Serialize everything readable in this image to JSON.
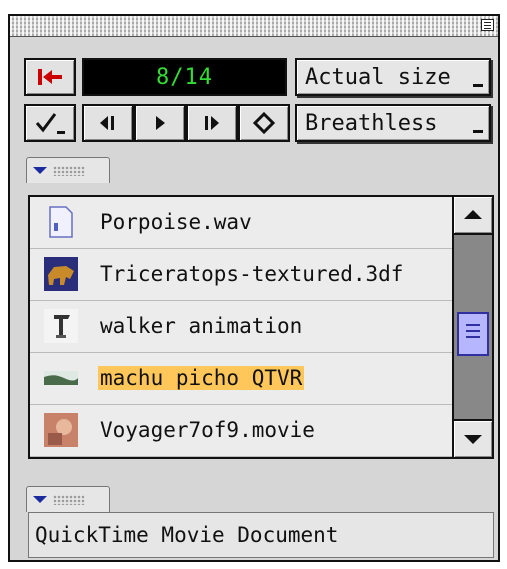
{
  "toolbar": {
    "counter": "8/14",
    "size_popup": "Actual size",
    "effect_popup": "Breathless"
  },
  "icons": {
    "go_to_start": "go-to-start-icon",
    "checkmark_menu": "checkmark-icon",
    "step_back": "step-back-icon",
    "play": "play-icon",
    "step_forward": "step-forward-icon",
    "diamond": "diamond-icon"
  },
  "files": [
    {
      "name": "Porpoise.wav",
      "icon": "sound-file-icon",
      "selected": false
    },
    {
      "name": "Triceratops-textured.3df",
      "icon": "3d-model-thumbnail",
      "selected": false
    },
    {
      "name": "walker animation",
      "icon": "animation-thumbnail",
      "selected": false
    },
    {
      "name": "machu picho QTVR",
      "icon": "qtvr-thumbnail",
      "selected": true
    },
    {
      "name": "Voyager7of9.movie",
      "icon": "movie-thumbnail",
      "selected": false
    }
  ],
  "scroll_position": 0.55,
  "status": {
    "text": "QuickTime Movie  Document"
  },
  "colors": {
    "counter_text": "#33dd33",
    "highlight": "#ffc659",
    "accent_red": "#cc0000",
    "tab_triangle": "#1b2a9e",
    "scroll_thumb": "#b6b6ff"
  }
}
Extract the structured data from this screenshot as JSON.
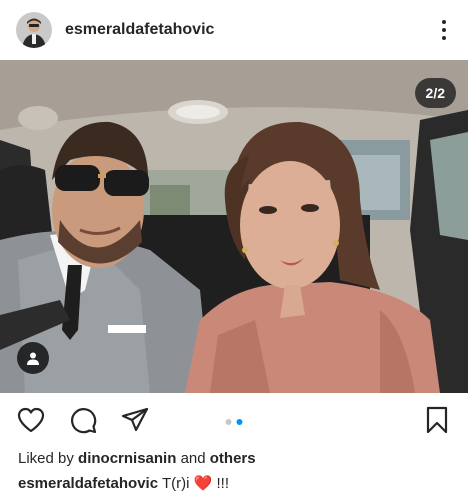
{
  "post": {
    "username": "esmeraldafetahovic",
    "image_counter": "2/2",
    "carousel": {
      "total": 2,
      "active": 2
    }
  },
  "icons": {
    "more": "more-vertical-icon",
    "like": "heart-outline-icon",
    "comment": "comment-bubble-icon",
    "share": "paper-plane-icon",
    "save": "bookmark-outline-icon",
    "tagged": "person-tag-icon"
  },
  "likes": {
    "prefix": "Liked by",
    "user": "dinocrnisanin",
    "conjunction": "and",
    "others": "others"
  },
  "caption": {
    "username": "esmeraldafetahovic",
    "text": "T(r)i",
    "emoji": "❤️",
    "suffix": "!!!"
  },
  "colors": {
    "accent": "#0095f6",
    "text": "#262626",
    "heart": "#e0245e"
  }
}
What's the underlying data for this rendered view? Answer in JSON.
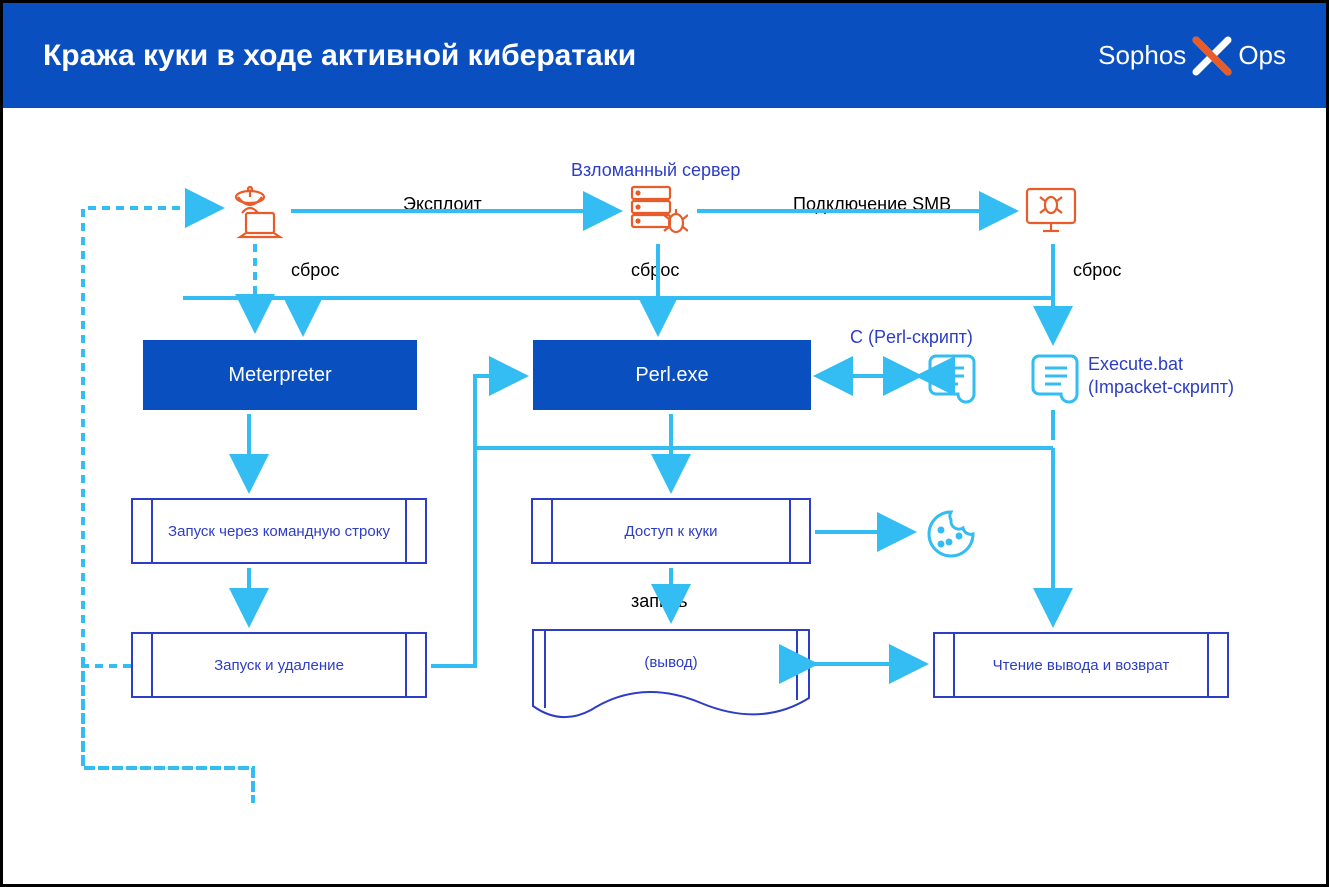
{
  "title": "Кража куки в ходе активной кибератаки",
  "logo": {
    "left": "Sophos",
    "right": "Ops"
  },
  "labels": {
    "hacked_server": "Взломанный сервер",
    "exploit": "Эксплоит",
    "smb": "Подключение SMB",
    "reset1": "сброс",
    "reset2": "сброс",
    "reset3": "сброс",
    "c_perl": "C (Perl-скрипт)",
    "exec_bat": "Execute.bat\n(Impacket-скрипт)",
    "write": "запись"
  },
  "nodes": {
    "meterpreter": "Meterpreter",
    "perl": "Perl.exe",
    "cmd_launch": "Запуск через командную строку",
    "launch_del": "Запуск и удаление",
    "cookie_access": "Доступ к куки",
    "output": "(вывод)",
    "read_return": "Чтение вывода и возврат"
  },
  "colors": {
    "brand": "#0a4fbf",
    "arrow": "#33bdf2",
    "outline": "#2d3dc4",
    "accent": "#e85c2a"
  }
}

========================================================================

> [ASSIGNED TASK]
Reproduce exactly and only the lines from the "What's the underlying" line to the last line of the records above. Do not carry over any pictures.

> [WRITTEN SOLUTION]
What's the underlying data for this rendered view? Answer in JSON.
{
  "title": "Кража куки в ходе активной кибератаки",
  "logo": {
    "left": "Sophos",
    "right": "Ops"
  },
  "labels": {
    "hacked_server": "Взломанный сервер",
    "exploit": "Эксплоит",
    "smb": "Подключение SMB",
    "reset1": "сброс",
    "reset2": "сброс",
    "reset3": "сброс",
    "c_perl": "C (Perl-скрипт)",
    "exec_bat": "Execute.bat\n(Impacket-скрипт)",
    "write": "запись"
  },
  "nodes": {
    "meterpreter": "Meterpreter",
    "perl": "Perl.exe",
    "cmd_launch": "Запуск через командную строку",
    "launch_del": "Запуск и удаление",
    "cookie_access": "Доступ к куки",
    "output": "(вывод)",
    "read_return": "Чтение вывода и возврат"
  },
  "colors": {
    "brand": "#0a4fbf",
    "arrow": "#33bdf2",
    "outline": "#2d3dc4",
    "accent": "#e85c2a"
  }
}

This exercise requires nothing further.